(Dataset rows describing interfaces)
=== Section Start ===

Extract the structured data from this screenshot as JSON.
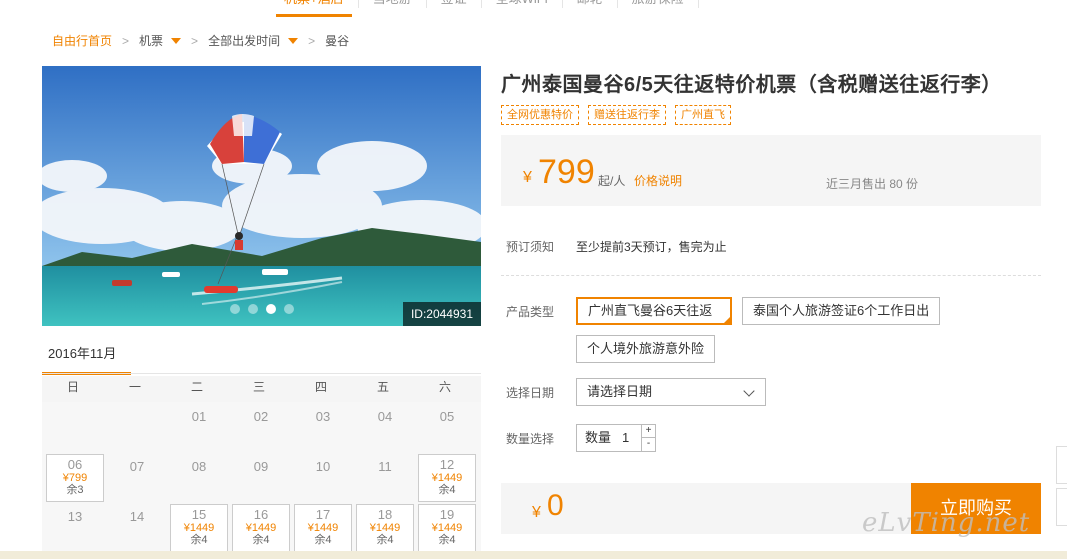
{
  "topnav": {
    "items": [
      {
        "label": "机票+酒店"
      },
      {
        "label": "当地游"
      },
      {
        "label": "签证"
      },
      {
        "label": "全球WiFi"
      },
      {
        "label": "邮轮"
      },
      {
        "label": "旅游保险"
      }
    ]
  },
  "breadcrumb": {
    "home": "自由行首页",
    "category": "机票",
    "time": "全部出发时间",
    "destination": "曼谷",
    "separator": ">"
  },
  "hero": {
    "image_id": "ID:2044931",
    "slides": 4,
    "active_slide": 3
  },
  "calendar": {
    "month": "2016年11月",
    "weekdays": [
      "日",
      "一",
      "二",
      "三",
      "四",
      "五",
      "六"
    ],
    "days": {
      "d01": "01",
      "d02": "02",
      "d03": "03",
      "d04": "04",
      "d05": "05",
      "d06": "06",
      "d07": "07",
      "d08": "08",
      "d09": "09",
      "d10": "10",
      "d11": "11",
      "d12": "12",
      "d13": "13",
      "d14": "14",
      "d15": "15",
      "d16": "16",
      "d17": "17",
      "d18": "18",
      "d19": "19"
    },
    "prices": {
      "d06": "¥799",
      "d12": "¥1449",
      "d15": "¥1449",
      "d16": "¥1449",
      "d17": "¥1449",
      "d18": "¥1449",
      "d19": "¥1449"
    },
    "remaining": {
      "d06": "余3",
      "d12": "余4",
      "d15": "余4",
      "d16": "余4",
      "d17": "余4",
      "d18": "余4",
      "d19": "余4"
    }
  },
  "product": {
    "title": "广州泰国曼谷6/5天往返特价机票（含税赠送往返行李）",
    "tags": [
      "全网优惠特价",
      "赠送往返行李",
      "广州直飞"
    ]
  },
  "price": {
    "currency": "¥",
    "amount": "799",
    "unit": "起/人",
    "note": "价格说明",
    "sold": "近三月售出 80 份"
  },
  "booking": {
    "notice_label": "预订须知",
    "notice_text": "至少提前3天预订，售完为止",
    "type_label": "产品类型",
    "types": [
      "广州直飞曼谷6天往返",
      "泰国个人旅游签证6个工作日出",
      "个人境外旅游意外险"
    ],
    "date_label": "选择日期",
    "date_placeholder": "请选择日期",
    "qty_label": "数量选择",
    "qty_text": "数量",
    "qty_value": "1",
    "plus": "+",
    "minus": "-"
  },
  "total": {
    "currency": "¥",
    "amount": "0",
    "buy_label": "立即购买"
  },
  "watermark": "eLvTing.net",
  "colors": {
    "accent": "#f08300",
    "panel": "#f5f5f5"
  }
}
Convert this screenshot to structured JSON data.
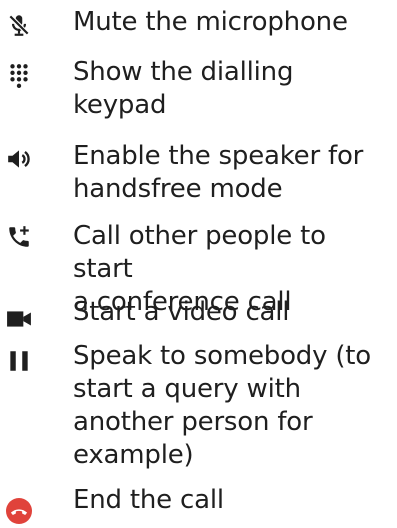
{
  "items": [
    {
      "icon": "microphone-muted-icon",
      "label": "Mute the microphone"
    },
    {
      "icon": "dialpad-icon",
      "label": "Show the dialling\nkeypad"
    },
    {
      "icon": "speaker-icon",
      "label": "Enable the speaker for\nhandsfree mode"
    },
    {
      "icon": "add-call-icon",
      "label": "Call other people to start\na conference call"
    },
    {
      "icon": "video-camera-icon",
      "label": "Start a video call"
    },
    {
      "icon": "pause-icon",
      "label": "Speak to somebody (to\nstart a query with\nanother person for\nexample)"
    },
    {
      "icon": "end-call-icon",
      "label": "End the call"
    }
  ],
  "colors": {
    "icon": "#1f1f1f",
    "end_call": "#e0433b",
    "text": "#1f1f1f"
  }
}
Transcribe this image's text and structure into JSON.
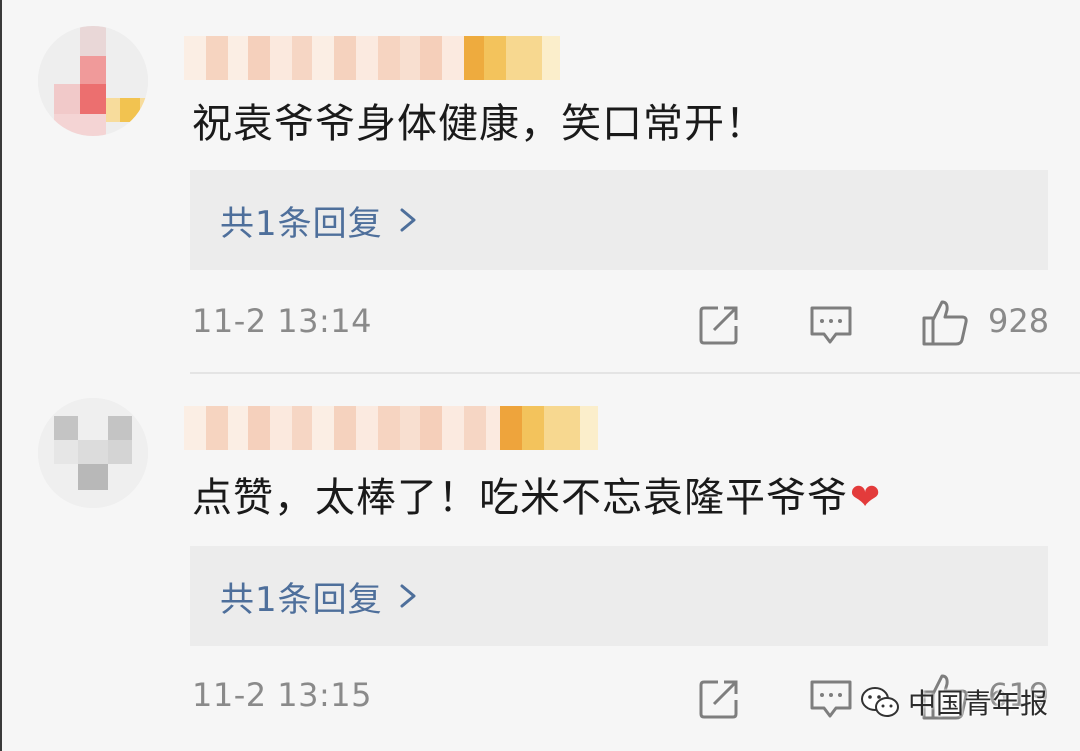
{
  "comments": [
    {
      "text": "祝袁爷爷身体健康，笑口常开！",
      "reply_label": "共1条回复",
      "timestamp": "11-2 13:14",
      "like_count": "928"
    },
    {
      "text": "点赞，太棒了！吃米不忘袁隆平爷爷",
      "reply_label": "共1条回复",
      "timestamp": "11-2 13:15",
      "like_count": "619"
    }
  ],
  "icons": {
    "share": "share-icon",
    "comment": "comment-icon",
    "like": "thumbs-up-icon",
    "reply_arrow": "chevron-right-icon",
    "heart": "heart-emoji-icon"
  },
  "watermark": {
    "label": "中国青年报"
  },
  "colors": {
    "link_blue": "#4e6f9b",
    "meta_gray": "#8a8a8a",
    "reply_bg": "#ececec",
    "page_bg": "#f6f6f6",
    "heart_red": "#e33b3b"
  }
}
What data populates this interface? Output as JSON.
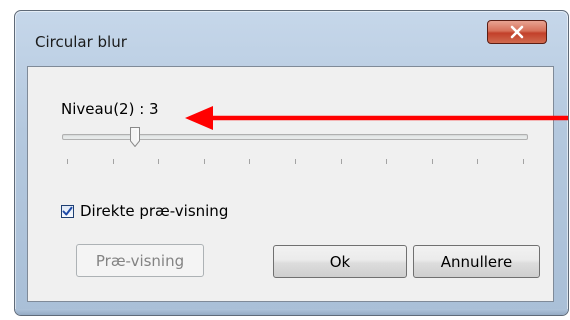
{
  "window": {
    "title": "Circular blur"
  },
  "level": {
    "label": "Niveau(2) : 3",
    "value": 3,
    "min": 0,
    "max": 20
  },
  "slider": {
    "tick_count": 11
  },
  "checkbox": {
    "label": "Direkte præ-visning",
    "checked": true
  },
  "buttons": {
    "preview_label": "Præ-visning",
    "ok_label": "Ok",
    "cancel_label": "Annullere"
  },
  "icons": {
    "close": "close-icon",
    "check": "checkmark-icon",
    "annotation": "red-arrow-icon"
  },
  "colors": {
    "close_button": "#c2402a",
    "checkbox_border": "#1e3f72",
    "check_mark": "#1e4aa8",
    "annotation_arrow": "#ff0000"
  }
}
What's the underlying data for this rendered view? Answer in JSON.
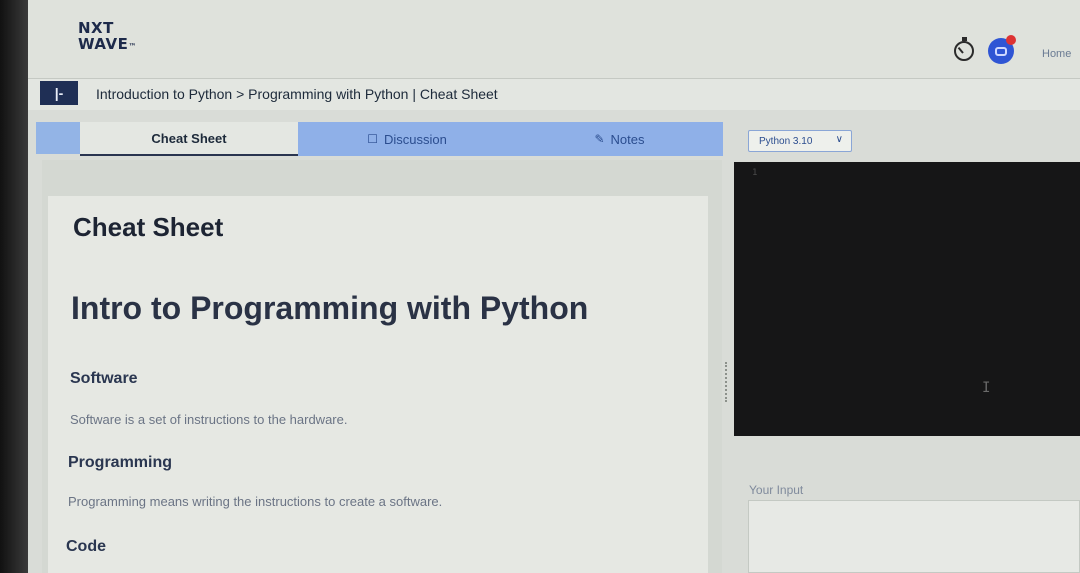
{
  "header": {
    "logo_line1": "NXT",
    "logo_line2": "WAVE",
    "logo_mark": "™",
    "home_label": "Home"
  },
  "breadcrumb": {
    "toggle_glyph": "|-",
    "text": "Introduction to Python > Programming with Python | Cheat Sheet"
  },
  "tabs": [
    {
      "label": "Cheat Sheet",
      "icon": ""
    },
    {
      "label": "Discussion",
      "icon": "chat-icon"
    },
    {
      "label": "Notes",
      "icon": "notes-icon"
    }
  ],
  "editor": {
    "language_select": "Python 3.10",
    "line_number": "1",
    "input_label": "Your Input"
  },
  "content": {
    "title": "Cheat Sheet",
    "heading": "Intro to Programming with Python",
    "sections": [
      {
        "title": "Software",
        "text": "Software is a set of instructions to the hardware."
      },
      {
        "title": "Programming",
        "text": "Programming means writing the instructions to create a software."
      },
      {
        "title": "Code",
        "text": ""
      }
    ]
  },
  "colors": {
    "brand_navy": "#1f2f55",
    "tab_blue": "#8fb0e8",
    "link_blue": "#2b4d8f",
    "editor_bg": "#161617",
    "notification_red": "#d33333"
  }
}
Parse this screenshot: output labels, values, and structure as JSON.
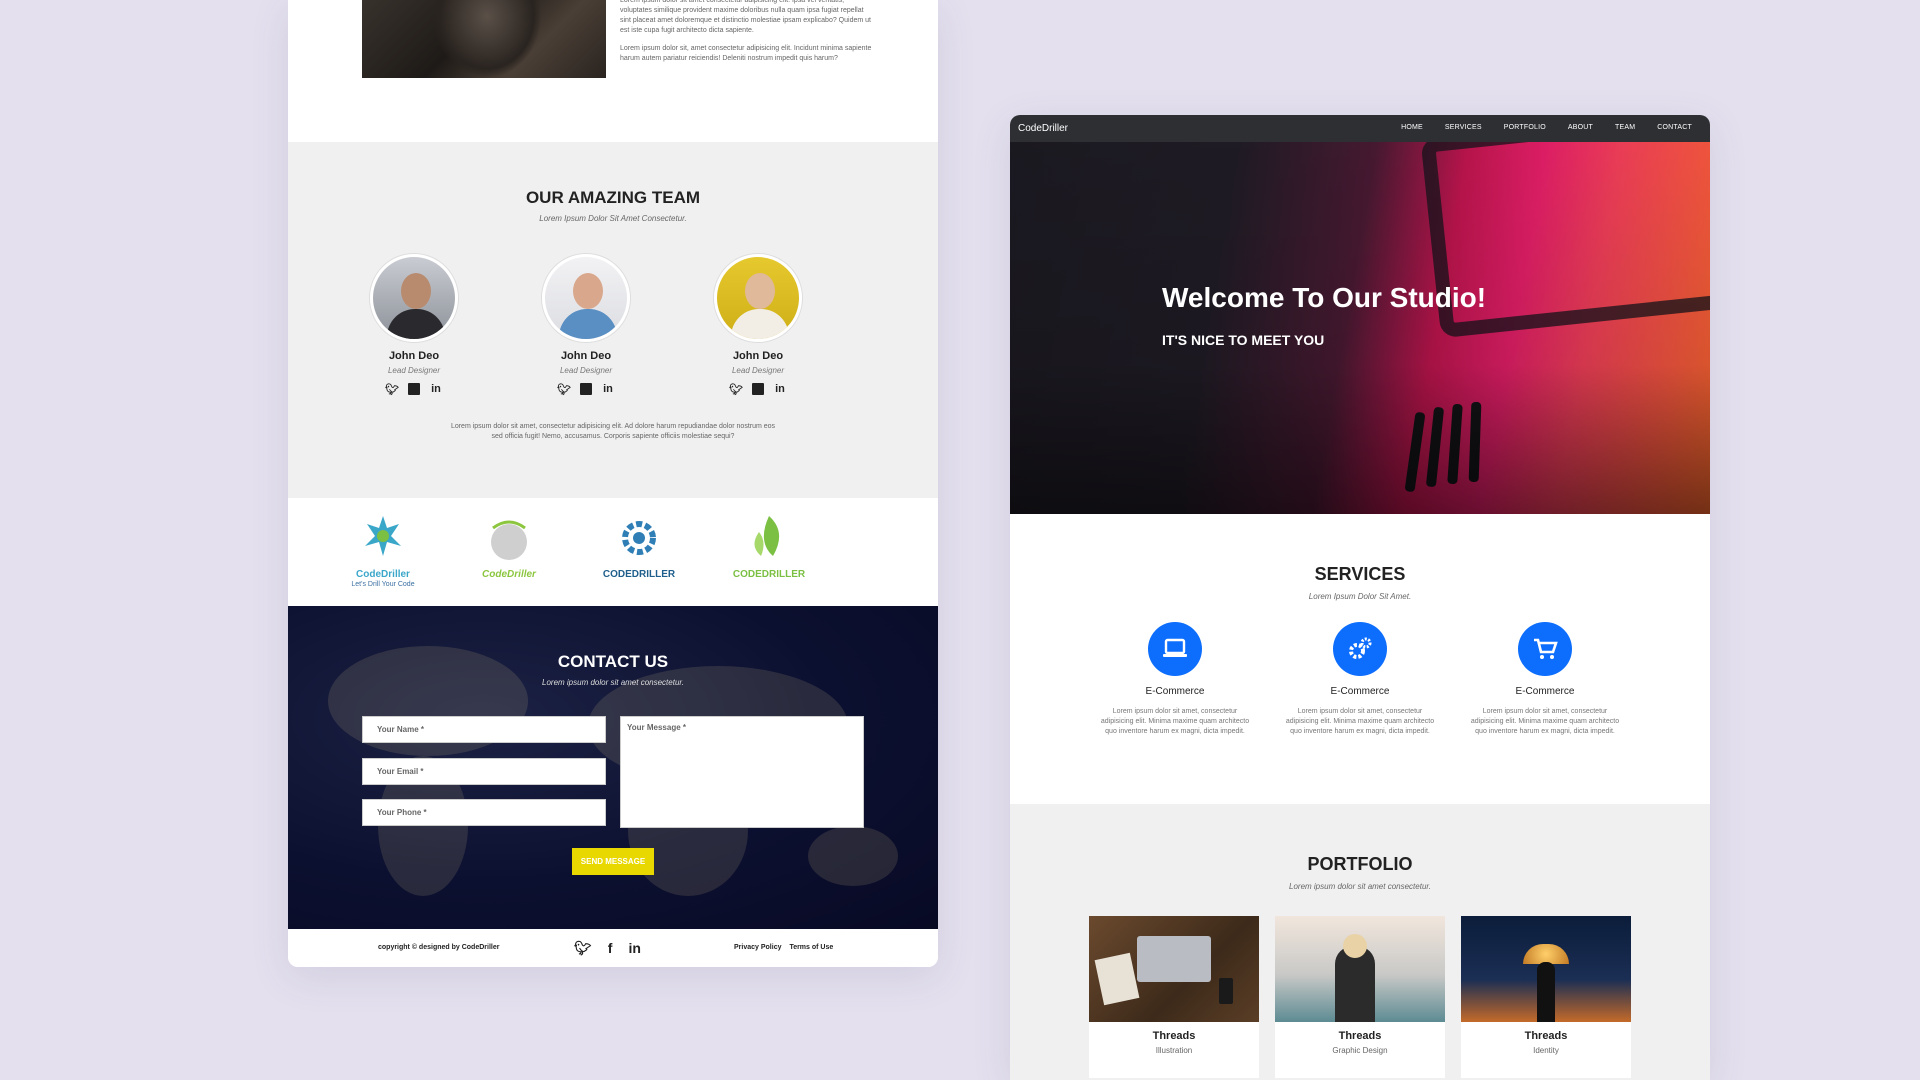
{
  "left": {
    "about": {
      "p1": "Lorem ipsum dolor sit amet consectetur adipisicing elit. Ipsa vel veritatis, voluptates similique provident maxime doloribus nulla quam ipsa fugiat repellat sint placeat amet doloremque et distinctio molestiae ipsam explicabo? Quidem ut est iste cupa fugit architecto dicta sapiente.",
      "p2": "Lorem ipsum dolor sit, amet consectetur adipisicing elit. Incidunt minima sapiente harum autem pariatur reiciendis! Deleniti nostrum impedit quis harum?"
    },
    "team": {
      "title": "OUR AMAZING TEAM",
      "subtitle": "Lorem Ipsum Dolor Sit Amet Consectetur.",
      "members": [
        {
          "name": "John Deo",
          "role": "Lead Designer"
        },
        {
          "name": "John Deo",
          "role": "Lead Designer"
        },
        {
          "name": "John Deo",
          "role": "Lead Designer"
        }
      ],
      "social_icons": [
        "twitter-icon",
        "facebook-icon",
        "linkedin-icon"
      ],
      "description": "Lorem ipsum dolor sit amet, consectetur adipisicing elit. Ad dolore harum repudiandae dolor nostrum eos sed officia fugit! Nemo, accusamus. Corporis sapiente officiis molestiae sequi?"
    },
    "clients": [
      {
        "name": "CodeDriller",
        "tagline": "Let's Drill Your Code"
      },
      {
        "name": "CodeDriller",
        "tagline": ""
      },
      {
        "name": "CODEDRILLER",
        "tagline": ""
      },
      {
        "name": "CODEDRILLER",
        "tagline": ""
      }
    ],
    "contact": {
      "title": "CONTACT US",
      "subtitle": "Lorem ipsum dolor sit amet consectetur.",
      "name_placeholder": "Your Name *",
      "email_placeholder": "Your Email *",
      "phone_placeholder": "Your Phone *",
      "message_placeholder": "Your Message *",
      "send_label": "SEND MESSAGE"
    },
    "footer": {
      "copyright": "copyright © designed by CodeDriller",
      "privacy": "Privacy Policy",
      "terms": "Terms of Use"
    }
  },
  "right": {
    "nav": {
      "brand": "CodeDriller",
      "items": [
        "HOME",
        "SERVICES",
        "PORTFOLIO",
        "ABOUT",
        "TEAM",
        "CONTACT"
      ]
    },
    "hero": {
      "title": "Welcome To Our Studio!",
      "subtitle": "IT'S NICE TO MEET YOU"
    },
    "services": {
      "title": "SERVICES",
      "subtitle": "Lorem Ipsum Dolor Sit Amet.",
      "items": [
        {
          "icon": "laptop-icon",
          "title": "E-Commerce",
          "text": "Lorem ipsum dolor sit amet, consectetur adipisicing elit. Minima maxime quam architecto quo inventore harum ex magni, dicta impedit."
        },
        {
          "icon": "gears-icon",
          "title": "E-Commerce",
          "text": "Lorem ipsum dolor sit amet, consectetur adipisicing elit. Minima maxime quam architecto quo inventore harum ex magni, dicta impedit."
        },
        {
          "icon": "cart-icon",
          "title": "E-Commerce",
          "text": "Lorem ipsum dolor sit amet, consectetur adipisicing elit. Minima maxime quam architecto quo inventore harum ex magni, dicta impedit."
        }
      ]
    },
    "portfolio": {
      "title": "PORTFOLIO",
      "subtitle": "Lorem ipsum dolor sit amet consectetur.",
      "items": [
        {
          "title": "Threads",
          "category": "Illustration"
        },
        {
          "title": "Threads",
          "category": "Graphic Design"
        },
        {
          "title": "Threads",
          "category": "Identity"
        }
      ]
    }
  },
  "colors": {
    "background": "#e4e0ee",
    "accent_blue": "#0d6efd",
    "send_button": "#e8d800",
    "nav_bg": "#2d2f33",
    "section_gray": "#f0f0f0"
  }
}
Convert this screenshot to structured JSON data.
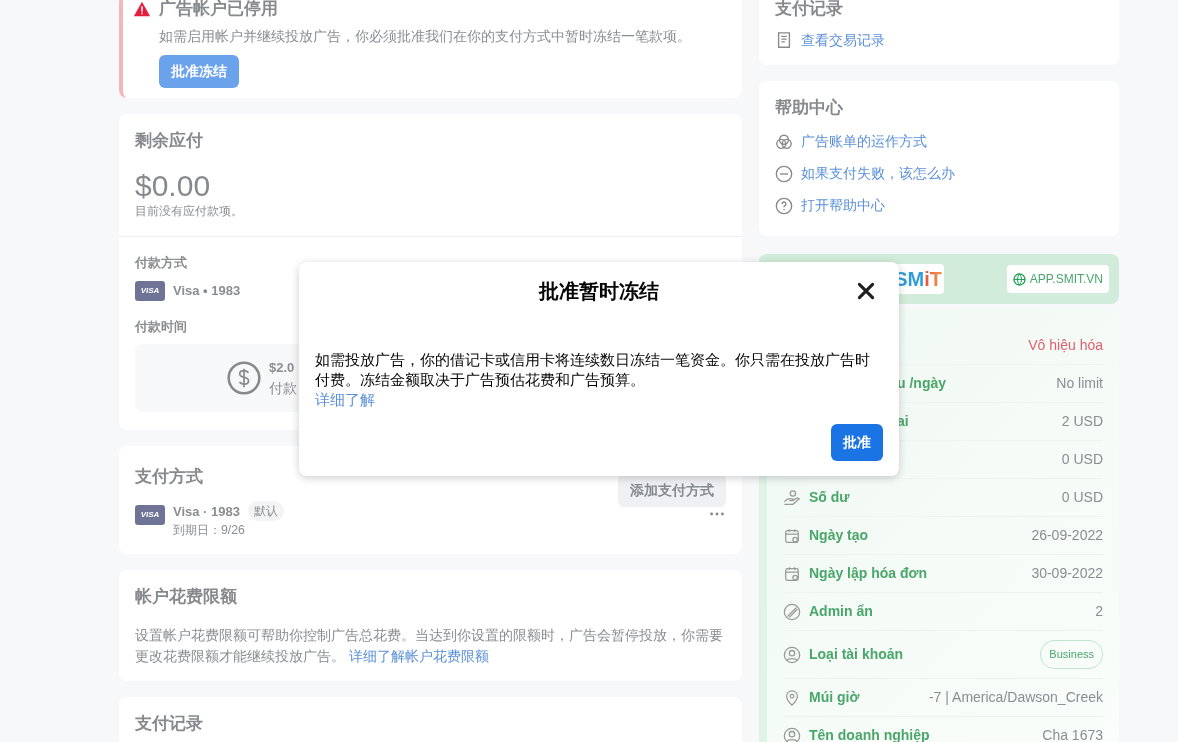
{
  "alert": {
    "title": "广告帐户已停用",
    "message": "如需启用帐户并继续投放广告，你必须批准我们在你的支付方式中暂时冻结一笔款项。",
    "button": "批准冻结"
  },
  "balance": {
    "title": "剩余应付",
    "amount": "$0.00",
    "note": "目前没有应付款项。",
    "method_label": "付款方式",
    "method": {
      "brand": "VISA",
      "text": "Visa • 1983"
    },
    "time_label": "付款时间",
    "schedule": {
      "amount": "$2.0",
      "text": "付款"
    }
  },
  "payment_methods": {
    "title": "支付方式",
    "add_button": "添加支付方式",
    "cards": [
      {
        "brand": "VISA",
        "text": "Visa · 1983",
        "badge": "默认",
        "expiry": "到期日：9/26"
      }
    ]
  },
  "spending_limit": {
    "title": "帐户花费限额",
    "text": "设置帐户花费限额可帮助你控制广告总花费。当达到你设置的限额时，广告会暂停投放，你需要更改花费限额才能继续投放广告。",
    "link": "详细了解帐户花费限额"
  },
  "payment_history_left": {
    "title": "支付记录"
  },
  "payment_history": {
    "title": "支付记录",
    "link": "查看交易记录"
  },
  "help_center": {
    "title": "帮助中心",
    "links": [
      "广告账单的运作方式",
      "如果支付失败，该怎么办",
      "打开帮助中心"
    ]
  },
  "account_panel": {
    "logo": "SMiT",
    "site_button": "APP.SMIT.VN",
    "rows": [
      {
        "kind": "status",
        "value": "Vô hiệu hóa"
      },
      {
        "covered": true,
        "kind": "text",
        "label": "u /ngày",
        "value": "No limit"
      },
      {
        "covered": true,
        "kind": "text",
        "label": "ai",
        "value": "2 USD"
      },
      {
        "kind": "text",
        "value": "0 USD"
      },
      {
        "covered": false,
        "kind": "text",
        "label": "Số dư",
        "value": "0 USD"
      },
      {
        "covered": false,
        "kind": "text",
        "label": "Ngày tạo",
        "value": "26-09-2022"
      },
      {
        "covered": false,
        "kind": "text",
        "label": "Ngày lập hóa đơn",
        "value": "30-09-2022"
      },
      {
        "covered": false,
        "kind": "text",
        "label": "Admin ẩn",
        "value": "2"
      },
      {
        "covered": false,
        "kind": "badge",
        "label": "Loại tài khoản",
        "value": "Business"
      },
      {
        "covered": false,
        "kind": "text",
        "label": "Múi giờ",
        "value": "-7 | America/Dawson_Creek"
      },
      {
        "covered": false,
        "kind": "text",
        "label": "Tên doanh nghiệp",
        "value": "Cha 1673"
      }
    ]
  },
  "dialog": {
    "title": "批准暂时冻结",
    "text": "如需投放广告，你的借记卡或信用卡将连续数日冻结一笔资金。你只需在投放广告时付费。冻结金额取决于广告预估花费和广告预算。",
    "link": "详细了解",
    "button": "批准"
  }
}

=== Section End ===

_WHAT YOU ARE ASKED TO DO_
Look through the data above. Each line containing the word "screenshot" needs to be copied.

_REPLY TO THE EXERCISE_
Extract the structured data from this screenshot as JSON.
Convert this screenshot to structured JSON data.
Parse this screenshot: output labels, values, and structure as JSON.
Convert this screenshot to structured JSON data.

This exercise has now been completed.